Additionally, we try really hard to keep the costs down during the assessment process. Some of the ways we do this are as follows:
- We try to limit parent contact to interviews. If parents need to provide updated information, we encourage the use of email to do so. Phone calls and additional meetings are not a good use of time; however, there may be occasions that warrant this. This will be discussed during the process
- We encourage you to cultivate your list of collaterals. If you want us to call all 40 of your character references, we’re probably going to use most of the fee to do that. It’s never a good use of money (and character references are largely ignored by the courts, as well.)
- We’ll ask you to come to our offices in St. Thomas, Ontario for everything but the observation visits, (unless we are working virtually) which are held in your home.
- We’ll consult with you immediately if one of your professional contacts or collaterals is seeking a fee to be interviewed. (This is becoming an increasingly common practice with doctors and counselling professionals.) We will not proceed until you have authorized and provided payment to the professional. If we feel it is absolutely necessary, we’ll discuss that as well.
- We’ll consistently and professionally discuss areas that may be resolved without litigation, or may not need to be explored in the report to save time and money. When parents can agree on things like extra-curricular events, holidays, or access exchanges, we can eliminate many hours of trying to come up with a plan initiated by the clinician.
- We will advise you in advance of any additional expenses as they arise. Some of those expenses can include:
- Fees charged by police or child welfare for reports/photocopying (most agencies charge 10 cents/per page).
- Travel expenses for out of town interviews (we really try to avoid these!) Travel fees and mileage rates are disclosed in the contract and billed prior to disclosure.
- Prior to disclosure, you’ll receive a detailed statement of how the fee has been utilized and any outstanding expenses. The report will be released when all outstanding fees have been paid in full.
What if my assessment is very simple and doesn’t take 40 hours?
If you’re looking for a focused report to address a specific issue, or a report only speaking to the child’s views and wishes, we will discuss this with you ahead of time.

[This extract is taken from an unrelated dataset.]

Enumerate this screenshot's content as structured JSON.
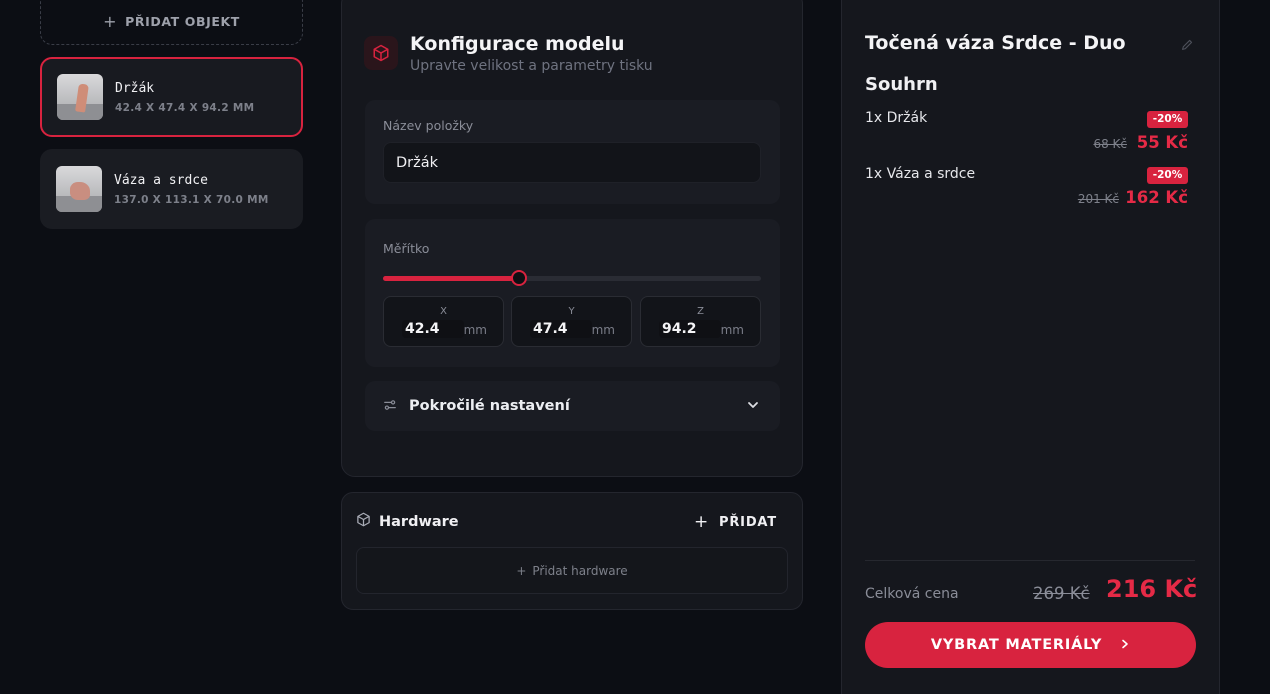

In general a “voice of the child report” does not take much longer than 10 hours to conduct. Focused reports generally take around 20-30 hours. The balance of unused hours will be refunded prior to disclosure. All of this will be detailed in the contract we sign before we begin working with your family. You can learn more about Voice of the Child Reports HERE.
Ready to learn more? Get in touch with us.